Work instructions:
An exact copy of all the data below is required.

Supplied records:
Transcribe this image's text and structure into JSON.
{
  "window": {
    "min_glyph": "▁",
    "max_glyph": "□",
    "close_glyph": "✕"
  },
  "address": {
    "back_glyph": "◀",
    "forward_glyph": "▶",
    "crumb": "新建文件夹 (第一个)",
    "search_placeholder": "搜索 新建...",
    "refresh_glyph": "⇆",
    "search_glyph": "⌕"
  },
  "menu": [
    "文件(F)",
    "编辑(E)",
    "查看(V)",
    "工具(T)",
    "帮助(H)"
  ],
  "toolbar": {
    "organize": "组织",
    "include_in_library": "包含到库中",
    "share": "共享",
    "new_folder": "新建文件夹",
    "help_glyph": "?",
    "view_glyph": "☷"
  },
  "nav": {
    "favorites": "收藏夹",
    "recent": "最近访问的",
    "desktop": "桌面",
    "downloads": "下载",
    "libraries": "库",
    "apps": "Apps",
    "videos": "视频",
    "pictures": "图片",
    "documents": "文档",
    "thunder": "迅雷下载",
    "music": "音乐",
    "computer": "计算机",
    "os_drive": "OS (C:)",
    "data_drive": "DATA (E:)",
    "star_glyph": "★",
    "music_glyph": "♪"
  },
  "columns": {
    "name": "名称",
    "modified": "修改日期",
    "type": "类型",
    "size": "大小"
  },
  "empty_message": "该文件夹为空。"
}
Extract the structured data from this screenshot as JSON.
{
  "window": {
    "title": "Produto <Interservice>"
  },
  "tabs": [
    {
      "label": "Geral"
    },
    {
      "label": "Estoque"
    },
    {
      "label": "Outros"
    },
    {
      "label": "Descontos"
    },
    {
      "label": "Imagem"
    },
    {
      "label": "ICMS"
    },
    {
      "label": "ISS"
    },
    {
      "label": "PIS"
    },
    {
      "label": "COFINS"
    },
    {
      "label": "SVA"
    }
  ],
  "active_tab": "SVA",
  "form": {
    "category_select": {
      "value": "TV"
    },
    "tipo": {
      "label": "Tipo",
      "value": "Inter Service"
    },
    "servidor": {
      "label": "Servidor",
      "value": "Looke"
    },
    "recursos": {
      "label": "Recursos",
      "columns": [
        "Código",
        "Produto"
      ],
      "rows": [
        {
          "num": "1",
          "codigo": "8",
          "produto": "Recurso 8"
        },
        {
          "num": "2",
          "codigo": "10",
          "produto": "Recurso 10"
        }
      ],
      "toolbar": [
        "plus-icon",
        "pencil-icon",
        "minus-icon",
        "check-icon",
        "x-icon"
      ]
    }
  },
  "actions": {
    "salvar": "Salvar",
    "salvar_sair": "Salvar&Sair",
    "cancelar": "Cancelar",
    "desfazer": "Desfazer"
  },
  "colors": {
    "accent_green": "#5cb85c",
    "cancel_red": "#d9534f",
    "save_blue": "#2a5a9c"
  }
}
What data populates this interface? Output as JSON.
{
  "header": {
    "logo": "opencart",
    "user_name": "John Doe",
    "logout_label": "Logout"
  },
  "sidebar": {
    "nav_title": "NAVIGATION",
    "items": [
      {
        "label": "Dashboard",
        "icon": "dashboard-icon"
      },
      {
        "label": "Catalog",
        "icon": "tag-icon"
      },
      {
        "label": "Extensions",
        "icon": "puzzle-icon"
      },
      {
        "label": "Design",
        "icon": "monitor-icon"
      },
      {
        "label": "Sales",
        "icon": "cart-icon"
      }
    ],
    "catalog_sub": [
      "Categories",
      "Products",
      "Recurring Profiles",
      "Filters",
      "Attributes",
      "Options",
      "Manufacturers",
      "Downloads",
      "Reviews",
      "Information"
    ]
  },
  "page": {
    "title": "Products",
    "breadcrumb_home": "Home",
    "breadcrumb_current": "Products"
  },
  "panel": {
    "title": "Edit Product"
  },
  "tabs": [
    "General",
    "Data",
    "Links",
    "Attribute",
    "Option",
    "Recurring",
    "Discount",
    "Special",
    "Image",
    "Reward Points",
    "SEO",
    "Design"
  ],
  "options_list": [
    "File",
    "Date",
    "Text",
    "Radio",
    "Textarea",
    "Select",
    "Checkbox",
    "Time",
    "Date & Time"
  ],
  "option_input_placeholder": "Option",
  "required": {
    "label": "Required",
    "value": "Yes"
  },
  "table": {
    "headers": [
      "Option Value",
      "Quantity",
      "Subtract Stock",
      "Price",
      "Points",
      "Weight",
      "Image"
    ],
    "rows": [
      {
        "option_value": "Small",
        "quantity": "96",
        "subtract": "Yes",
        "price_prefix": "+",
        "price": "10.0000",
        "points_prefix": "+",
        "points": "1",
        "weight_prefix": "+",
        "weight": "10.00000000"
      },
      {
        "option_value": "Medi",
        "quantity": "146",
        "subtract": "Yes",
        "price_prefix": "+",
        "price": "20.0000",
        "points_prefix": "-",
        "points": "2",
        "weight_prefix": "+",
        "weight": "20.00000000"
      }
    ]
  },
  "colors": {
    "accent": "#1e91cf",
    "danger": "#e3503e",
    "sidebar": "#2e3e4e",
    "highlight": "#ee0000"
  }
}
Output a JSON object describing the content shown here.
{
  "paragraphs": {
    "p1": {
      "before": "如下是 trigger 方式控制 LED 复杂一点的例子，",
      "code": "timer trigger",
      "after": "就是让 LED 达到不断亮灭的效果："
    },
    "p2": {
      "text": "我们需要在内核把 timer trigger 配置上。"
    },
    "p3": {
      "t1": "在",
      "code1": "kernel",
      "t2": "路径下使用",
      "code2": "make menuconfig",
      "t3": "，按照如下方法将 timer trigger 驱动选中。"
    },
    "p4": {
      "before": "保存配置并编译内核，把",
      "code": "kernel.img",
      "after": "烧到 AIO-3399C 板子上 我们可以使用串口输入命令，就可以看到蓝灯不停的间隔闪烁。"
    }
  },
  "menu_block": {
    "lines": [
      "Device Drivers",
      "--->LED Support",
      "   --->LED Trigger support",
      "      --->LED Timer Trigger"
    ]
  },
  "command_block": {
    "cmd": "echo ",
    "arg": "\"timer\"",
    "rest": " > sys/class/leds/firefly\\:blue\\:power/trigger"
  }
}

Result:
Transcribe this image's text and structure into JSON.
{
  "window": {
    "min_glyph": "▁",
    "max_glyph": "□",
    "close_glyph": "✕"
  },
  "address": {
    "back_glyph": "◀",
    "forward_glyph": "▶",
    "crumb": "新建文件夹 (第一个)",
    "search_placeholder": "搜索 新建...",
    "refresh_glyph": "⇆",
    "search_glyph": "⌕"
  },
  "menu": [
    "文件(F)",
    "编辑(E)",
    "查看(V)",
    "工具(T)",
    "帮助(H)"
  ],
  "toolbar": {
    "organize": "组织",
    "include_in_library": "包含到库中",
    "share": "共享",
    "new_folder": "新建文件夹",
    "help_glyph": "?",
    "view_glyph": "☷"
  },
  "nav": {
    "favorites": "收藏夹",
    "recent": "最近访问的",
    "desktop": "桌面",
    "downloads": "下载",
    "libraries": "库",
    "apps": "Apps",
    "videos": "视频",
    "pictures": "图片",
    "documents": "文档",
    "thunder": "迅雷下载",
    "music": "音乐",
    "computer": "计算机",
    "os_drive": "OS (C:)",
    "data_drive": "DATA (E:)",
    "star_glyph": "★",
    "music_glyph": "♪"
  },
  "columns": {
    "name": "名称",
    "modified": "修改日期",
    "type": "类型",
    "size": "大小"
  },
  "empty_message": "该文件夹为空。"
}
Extract the structured data from this screenshot as JSON.
{
  "window": {
    "title": "Produto <Interservice>"
  },
  "tabs": [
    {
      "label": "Geral"
    },
    {
      "label": "Estoque"
    },
    {
      "label": "Outros"
    },
    {
      "label": "Descontos"
    },
    {
      "label": "Imagem"
    },
    {
      "label": "ICMS"
    },
    {
      "label": "ISS"
    },
    {
      "label": "PIS"
    },
    {
      "label": "COFINS"
    },
    {
      "label": "SVA"
    }
  ],
  "active_tab": "SVA",
  "form": {
    "category_select": {
      "value": "TV"
    },
    "tipo": {
      "label": "Tipo",
      "value": "Inter Service"
    },
    "servidor": {
      "label": "Servidor",
      "value": "Looke"
    },
    "recursos": {
      "label": "Recursos",
      "columns": [
        "Código",
        "Produto"
      ],
      "rows": [
        {
          "num": "1",
          "codigo": "8",
          "produto": "Recurso 8"
        },
        {
          "num": "2",
          "codigo": "10",
          "produto": "Recurso 10"
        }
      ],
      "toolbar": [
        "plus-icon",
        "pencil-icon",
        "minus-icon",
        "check-icon",
        "x-icon"
      ]
    }
  },
  "actions": {
    "salvar": "Salvar",
    "salvar_sair": "Salvar&Sair",
    "cancelar": "Cancelar",
    "desfazer": "Desfazer"
  },
  "colors": {
    "accent_green": "#5cb85c",
    "cancel_red": "#d9534f",
    "save_blue": "#2a5a9c"
  }
}
What data populates this interface? Output as JSON.
{
  "header": {
    "logo": "opencart",
    "user_name": "John Doe",
    "logout_label": "Logout"
  },
  "sidebar": {
    "nav_title": "NAVIGATION",
    "items": [
      {
        "label": "Dashboard",
        "icon": "dashboard-icon"
      },
      {
        "label": "Catalog",
        "icon": "tag-icon"
      },
      {
        "label": "Extensions",
        "icon": "puzzle-icon"
      },
      {
        "label": "Design",
        "icon": "monitor-icon"
      },
      {
        "label": "Sales",
        "icon": "cart-icon"
      }
    ],
    "catalog_sub": [
      "Categories",
      "Products",
      "Recurring Profiles",
      "Filters",
      "Attributes",
      "Options",
      "Manufacturers",
      "Downloads",
      "Reviews",
      "Information"
    ]
  },
  "page": {
    "title": "Products",
    "breadcrumb_home": "Home",
    "breadcrumb_current": "Products"
  },
  "panel": {
    "title": "Edit Product"
  },
  "tabs": [
    "General",
    "Data",
    "Links",
    "Attribute",
    "Option",
    "Recurring",
    "Discount",
    "Special",
    "Image",
    "Reward Points",
    "SEO",
    "Design"
  ],
  "options_list": [
    "File",
    "Date",
    "Text",
    "Radio",
    "Textarea",
    "Select",
    "Checkbox",
    "Time",
    "Date & Time"
  ],
  "option_input_placeholder": "Option",
  "required": {
    "label": "Required",
    "value": "Yes"
  },
  "table": {
    "headers": [
      "Option Value",
      "Quantity",
      "Subtract Stock",
      "Price",
      "Points",
      "Weight",
      "Image"
    ],
    "rows": [
      {
        "option_value": "Small",
        "quantity": "96",
        "subtract": "Yes",
        "price_prefix": "+",
        "price": "10.0000",
        "points_prefix": "+",
        "points": "1",
        "weight_prefix": "+",
        "weight": "10.00000000"
      },
      {
        "option_value": "Medi",
        "quantity": "146",
        "subtract": "Yes",
        "price_prefix": "+",
        "price": "20.0000",
        "points_prefix": "-",
        "points": "2",
        "weight_prefix": "+",
        "weight": "20.00000000"
      }
    ]
  },
  "colors": {
    "accent": "#1e91cf",
    "danger": "#e3503e",
    "sidebar": "#2e3e4e",
    "highlight": "#ee0000"
  }
}
Output a JSON object describing the content shown here.
{
  "paragraphs": {
    "p1": {
      "before": "如下是 trigger 方式控制 LED 复杂一点的例子，",
      "code": "timer trigger",
      "after": "就是让 LED 达到不断亮灭的效果："
    },
    "p2": {
      "text": "我们需要在内核把 timer trigger 配置上。"
    },
    "p3": {
      "t1": "在",
      "code1": "kernel",
      "t2": "路径下使用",
      "code2": "make menuconfig",
      "t3": "，按照如下方法将 timer trigger 驱动选中。"
    },
    "p4": {
      "before": "保存配置并编译内核，把",
      "code": "kernel.img",
      "after": "烧到 AIO-3399C 板子上 我们可以使用串口输入命令，就可以看到蓝灯不停的间隔闪烁。"
    }
  },
  "menu_block": {
    "lines": [
      "Device Drivers",
      "--->LED Support",
      "   --->LED Trigger support",
      "      --->LED Timer Trigger"
    ]
  },
  "command_block": {
    "cmd": "echo ",
    "arg": "\"timer\"",
    "rest": " > sys/class/leds/firefly\\:blue\\:power/trigger"
  }
}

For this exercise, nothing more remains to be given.